## PROMPT
Copy every record below exactly, leaving out any pictures.

## DATA PROVIDED
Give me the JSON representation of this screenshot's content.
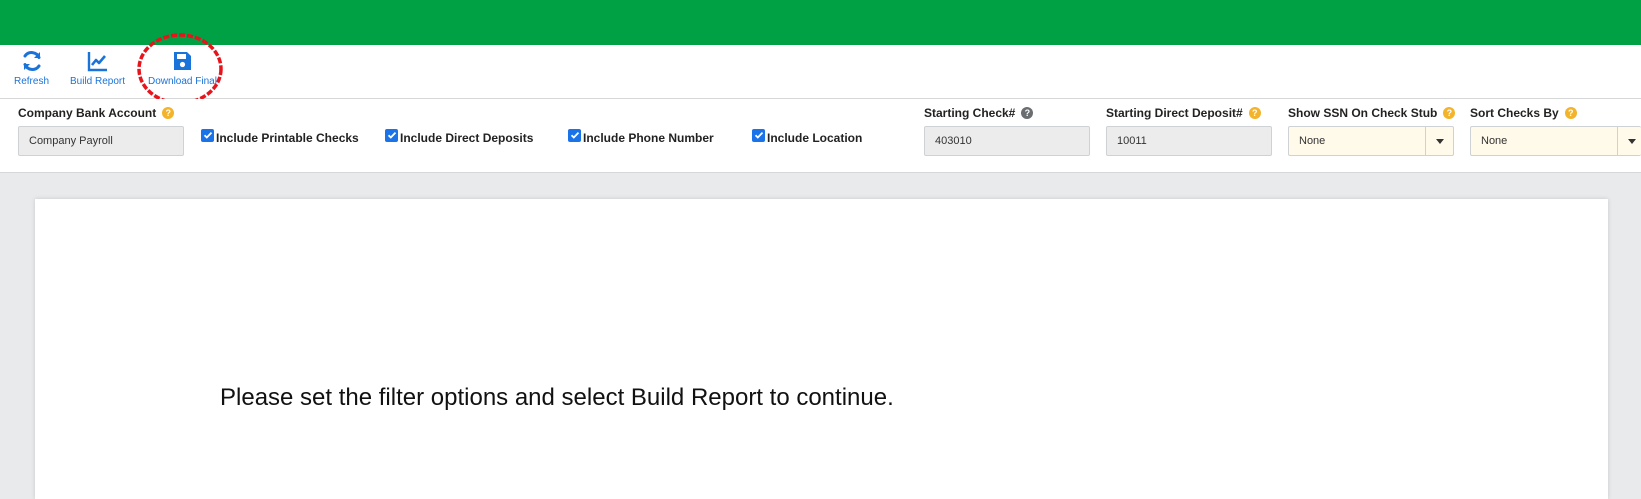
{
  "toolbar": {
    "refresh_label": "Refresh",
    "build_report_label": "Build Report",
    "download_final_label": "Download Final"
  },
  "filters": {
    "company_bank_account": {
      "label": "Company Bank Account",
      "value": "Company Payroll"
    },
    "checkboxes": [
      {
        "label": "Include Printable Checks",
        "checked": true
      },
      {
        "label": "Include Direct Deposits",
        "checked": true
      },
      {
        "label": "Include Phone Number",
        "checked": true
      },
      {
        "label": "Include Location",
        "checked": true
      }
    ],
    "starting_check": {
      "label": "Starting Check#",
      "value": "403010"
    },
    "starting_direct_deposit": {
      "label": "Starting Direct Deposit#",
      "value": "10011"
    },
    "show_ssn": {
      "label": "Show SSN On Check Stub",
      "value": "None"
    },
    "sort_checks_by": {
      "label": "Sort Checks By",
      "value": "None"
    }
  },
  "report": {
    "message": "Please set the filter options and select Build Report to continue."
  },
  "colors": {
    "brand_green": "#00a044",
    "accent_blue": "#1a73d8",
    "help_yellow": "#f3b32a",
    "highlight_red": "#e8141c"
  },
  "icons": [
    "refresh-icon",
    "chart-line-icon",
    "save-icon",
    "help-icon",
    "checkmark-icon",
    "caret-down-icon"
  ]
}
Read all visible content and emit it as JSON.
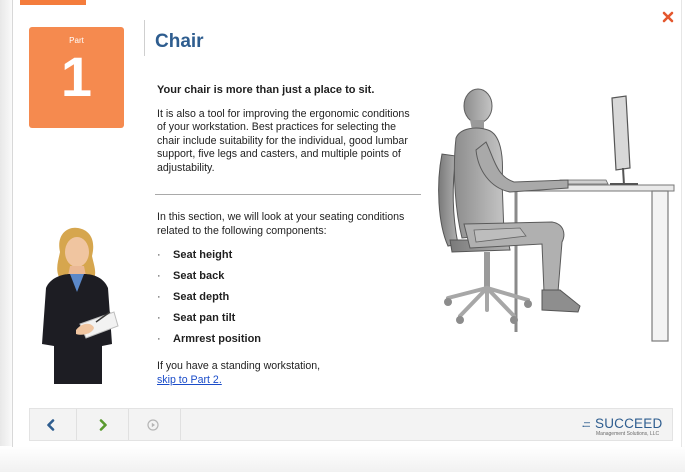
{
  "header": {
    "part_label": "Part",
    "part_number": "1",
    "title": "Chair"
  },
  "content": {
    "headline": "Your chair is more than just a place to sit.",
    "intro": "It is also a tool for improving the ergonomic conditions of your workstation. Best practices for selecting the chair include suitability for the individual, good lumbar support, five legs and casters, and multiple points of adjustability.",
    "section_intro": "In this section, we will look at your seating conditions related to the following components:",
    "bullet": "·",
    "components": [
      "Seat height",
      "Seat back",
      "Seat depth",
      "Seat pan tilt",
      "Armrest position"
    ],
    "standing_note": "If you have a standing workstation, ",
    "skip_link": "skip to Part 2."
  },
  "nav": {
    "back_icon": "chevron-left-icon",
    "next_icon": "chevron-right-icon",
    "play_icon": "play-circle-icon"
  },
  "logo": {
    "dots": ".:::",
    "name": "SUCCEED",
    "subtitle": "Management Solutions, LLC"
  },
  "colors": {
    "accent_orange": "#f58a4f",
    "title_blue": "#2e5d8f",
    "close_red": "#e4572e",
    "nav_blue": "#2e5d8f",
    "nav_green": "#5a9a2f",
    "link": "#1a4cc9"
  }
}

## RESPONSE AREA
Give me the JSON representation of this screenshot's content.
{
  "toolbar": {
    "refresh_label": "Refresh",
    "build_report_label": "Build Report",
    "download_final_label": "Download Final"
  },
  "filters": {
    "company_bank_account": {
      "label": "Company Bank Account",
      "value": "Company Payroll"
    },
    "checkboxes": [
      {
        "label": "Include Printable Checks",
        "checked": true
      },
      {
        "label": "Include Direct Deposits",
        "checked": true
      },
      {
        "label": "Include Phone Number",
        "checked": true
      },
      {
        "label": "Include Location",
        "checked": true
      }
    ],
    "starting_check": {
      "label": "Starting Check#",
      "value": "403010"
    },
    "starting_direct_deposit": {
      "label": "Starting Direct Deposit#",
      "value": "10011"
    },
    "show_ssn": {
      "label": "Show SSN On Check Stub",
      "value": "None"
    },
    "sort_checks_by": {
      "label": "Sort Checks By",
      "value": "None"
    }
  },
  "report": {
    "message": "Please set the filter options and select Build Report to continue."
  },
  "colors": {
    "brand_green": "#00a044",
    "accent_blue": "#1a73d8",
    "help_yellow": "#f3b32a",
    "highlight_red": "#e8141c"
  },
  "icons": [
    "refresh-icon",
    "chart-line-icon",
    "save-icon",
    "help-icon",
    "checkmark-icon",
    "caret-down-icon"
  ]
}
Read all visible content and emit it as JSON.
{
  "header": {
    "part_label": "Part",
    "part_number": "1",
    "title": "Chair"
  },
  "content": {
    "headline": "Your chair is more than just a place to sit.",
    "intro": "It is also a tool for improving the ergonomic conditions of your workstation. Best practices for selecting the chair include suitability for the individual, good lumbar support, five legs and casters, and multiple points of adjustability.",
    "section_intro": "In this section, we will look at your seating conditions related to the following components:",
    "bullet": "·",
    "components": [
      "Seat height",
      "Seat back",
      "Seat depth",
      "Seat pan tilt",
      "Armrest position"
    ],
    "standing_note": "If you have a standing workstation, ",
    "skip_link": "skip to Part 2."
  },
  "nav": {
    "back_icon": "chevron-left-icon",
    "next_icon": "chevron-right-icon",
    "play_icon": "play-circle-icon"
  },
  "logo": {
    "dots": ".:::",
    "name": "SUCCEED",
    "subtitle": "Management Solutions, LLC"
  },
  "colors": {
    "accent_orange": "#f58a4f",
    "title_blue": "#2e5d8f",
    "close_red": "#e4572e",
    "nav_blue": "#2e5d8f",
    "nav_green": "#5a9a2f",
    "link": "#1a4cc9"
  }
}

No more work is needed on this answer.